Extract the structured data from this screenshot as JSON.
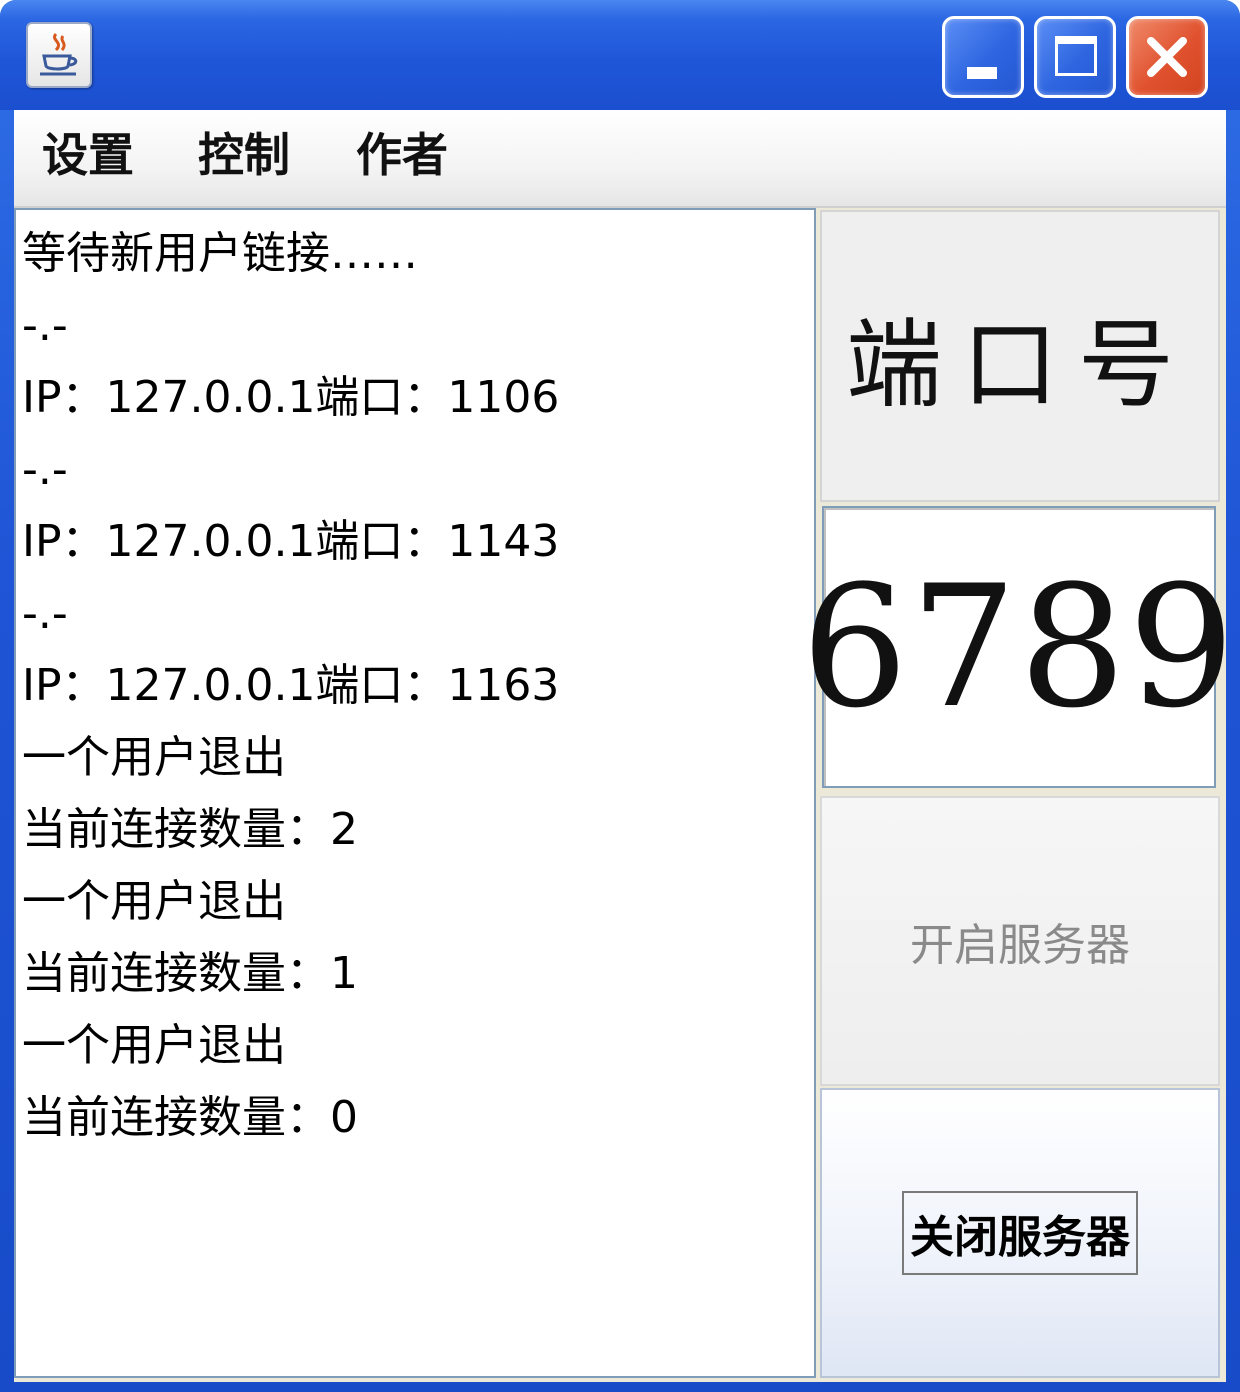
{
  "window": {
    "icon": "java-cup-icon",
    "controls": {
      "minimize_icon": "minimize-icon",
      "maximize_icon": "maximize-icon",
      "close_icon": "close-icon"
    }
  },
  "menu": {
    "items": [
      {
        "label": "设置"
      },
      {
        "label": "控制"
      },
      {
        "label": "作者"
      }
    ]
  },
  "log": {
    "lines": [
      "等待新用户链接……",
      "-.-",
      "IP：127.0.0.1端口：1106",
      "-.-",
      "IP：127.0.0.1端口：1143",
      "-.-",
      "IP：127.0.0.1端口：1163",
      "一个用户退出",
      "当前连接数量：2",
      "一个用户退出",
      "当前连接数量：1",
      "一个用户退出",
      "当前连接数量：0"
    ]
  },
  "panel": {
    "port_label": "端口号",
    "port_value": "6789",
    "start_button": "开启服务器",
    "stop_button": "关闭服务器"
  },
  "colors": {
    "titlebar": "#2b66e3",
    "close_button": "#e0522f",
    "log_border": "#7f9db9",
    "start_button_text_disabled": "#8a8a8a"
  }
}
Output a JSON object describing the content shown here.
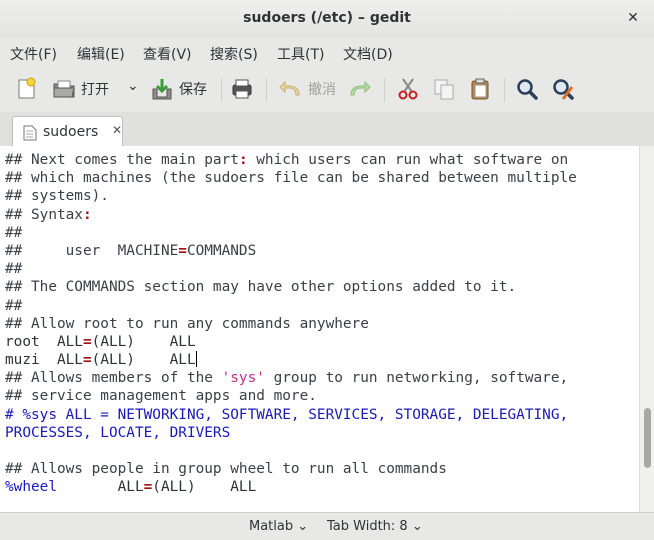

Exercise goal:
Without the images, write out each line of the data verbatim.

Reply to the task:
Extract the structured data from this screenshot as JSON.
{
  "window": {
    "icon": "java-cup-icon",
    "controls": {
      "minimize_icon": "minimize-icon",
      "maximize_icon": "maximize-icon",
      "close_icon": "close-icon"
    }
  },
  "menu": {
    "items": [
      {
        "label": "设置"
      },
      {
        "label": "控制"
      },
      {
        "label": "作者"
      }
    ]
  },
  "log": {
    "lines": [
      "等待新用户链接……",
      "-.-",
      "IP：127.0.0.1端口：1106",
      "-.-",
      "IP：127.0.0.1端口：1143",
      "-.-",
      "IP：127.0.0.1端口：1163",
      "一个用户退出",
      "当前连接数量：2",
      "一个用户退出",
      "当前连接数量：1",
      "一个用户退出",
      "当前连接数量：0"
    ]
  },
  "panel": {
    "port_label": "端口号",
    "port_value": "6789",
    "start_button": "开启服务器",
    "stop_button": "关闭服务器"
  },
  "colors": {
    "titlebar": "#2b66e3",
    "close_button": "#e0522f",
    "log_border": "#7f9db9",
    "start_button_text_disabled": "#8a8a8a"
  }
}
Output a JSON object describing the content shown here.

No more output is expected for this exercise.